Assignment: When the word "this" shows up in a line of the data below, copy that whole line.

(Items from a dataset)
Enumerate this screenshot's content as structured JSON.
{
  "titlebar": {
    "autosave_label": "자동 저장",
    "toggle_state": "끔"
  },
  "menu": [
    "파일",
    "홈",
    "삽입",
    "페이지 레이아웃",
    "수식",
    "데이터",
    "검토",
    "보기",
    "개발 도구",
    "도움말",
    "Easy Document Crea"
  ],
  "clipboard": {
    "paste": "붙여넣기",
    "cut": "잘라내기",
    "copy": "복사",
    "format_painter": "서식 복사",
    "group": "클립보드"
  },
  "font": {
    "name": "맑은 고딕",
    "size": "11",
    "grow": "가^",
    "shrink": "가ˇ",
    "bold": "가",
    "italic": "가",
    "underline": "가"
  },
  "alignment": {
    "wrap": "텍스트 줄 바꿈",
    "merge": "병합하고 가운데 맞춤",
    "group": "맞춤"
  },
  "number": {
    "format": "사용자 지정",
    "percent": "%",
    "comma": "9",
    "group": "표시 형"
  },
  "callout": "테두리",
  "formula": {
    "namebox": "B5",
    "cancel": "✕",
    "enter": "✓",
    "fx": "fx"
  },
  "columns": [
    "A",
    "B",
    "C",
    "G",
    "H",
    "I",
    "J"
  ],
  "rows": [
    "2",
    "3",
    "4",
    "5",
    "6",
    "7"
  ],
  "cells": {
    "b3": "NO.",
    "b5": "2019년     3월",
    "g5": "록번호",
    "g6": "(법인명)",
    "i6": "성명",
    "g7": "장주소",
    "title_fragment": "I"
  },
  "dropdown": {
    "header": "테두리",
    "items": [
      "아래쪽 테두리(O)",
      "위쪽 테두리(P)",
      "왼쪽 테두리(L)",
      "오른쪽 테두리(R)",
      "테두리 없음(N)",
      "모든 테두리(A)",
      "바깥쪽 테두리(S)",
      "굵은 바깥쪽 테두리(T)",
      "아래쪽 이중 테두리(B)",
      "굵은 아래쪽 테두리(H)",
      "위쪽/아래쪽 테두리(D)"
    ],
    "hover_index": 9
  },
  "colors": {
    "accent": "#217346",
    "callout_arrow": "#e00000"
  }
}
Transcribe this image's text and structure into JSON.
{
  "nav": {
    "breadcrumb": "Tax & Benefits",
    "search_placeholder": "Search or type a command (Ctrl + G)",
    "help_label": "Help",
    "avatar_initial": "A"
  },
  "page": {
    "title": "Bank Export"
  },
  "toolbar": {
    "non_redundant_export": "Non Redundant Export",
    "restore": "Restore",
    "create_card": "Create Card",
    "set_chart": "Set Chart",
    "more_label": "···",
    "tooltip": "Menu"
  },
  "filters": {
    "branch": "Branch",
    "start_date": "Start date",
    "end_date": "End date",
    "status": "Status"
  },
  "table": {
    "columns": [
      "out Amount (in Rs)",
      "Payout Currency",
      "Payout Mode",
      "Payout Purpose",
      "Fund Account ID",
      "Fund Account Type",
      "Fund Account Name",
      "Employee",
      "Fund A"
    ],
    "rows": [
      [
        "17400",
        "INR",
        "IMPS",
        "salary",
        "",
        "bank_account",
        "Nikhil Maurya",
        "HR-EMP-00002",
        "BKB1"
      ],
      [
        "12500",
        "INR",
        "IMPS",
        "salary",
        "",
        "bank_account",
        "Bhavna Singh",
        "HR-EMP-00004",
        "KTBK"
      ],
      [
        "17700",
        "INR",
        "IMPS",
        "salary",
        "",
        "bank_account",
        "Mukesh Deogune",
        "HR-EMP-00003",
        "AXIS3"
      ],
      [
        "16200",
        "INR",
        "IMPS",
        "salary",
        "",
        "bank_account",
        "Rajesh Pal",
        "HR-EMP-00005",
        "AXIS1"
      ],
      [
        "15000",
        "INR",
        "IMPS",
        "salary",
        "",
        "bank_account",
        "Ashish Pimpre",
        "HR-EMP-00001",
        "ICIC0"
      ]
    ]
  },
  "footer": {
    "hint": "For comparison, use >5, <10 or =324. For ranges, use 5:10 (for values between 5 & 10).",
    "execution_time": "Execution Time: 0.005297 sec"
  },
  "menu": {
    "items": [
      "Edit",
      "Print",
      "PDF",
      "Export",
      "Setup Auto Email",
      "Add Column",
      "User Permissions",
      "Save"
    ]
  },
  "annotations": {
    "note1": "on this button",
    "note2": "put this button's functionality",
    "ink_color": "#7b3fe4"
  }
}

Answer box:
Enumerate this screenshot's content as structured JSON.
Transcribe this image's text and structure into JSON.
    "note1": "on this button",
    "note2": "put this button's functionality",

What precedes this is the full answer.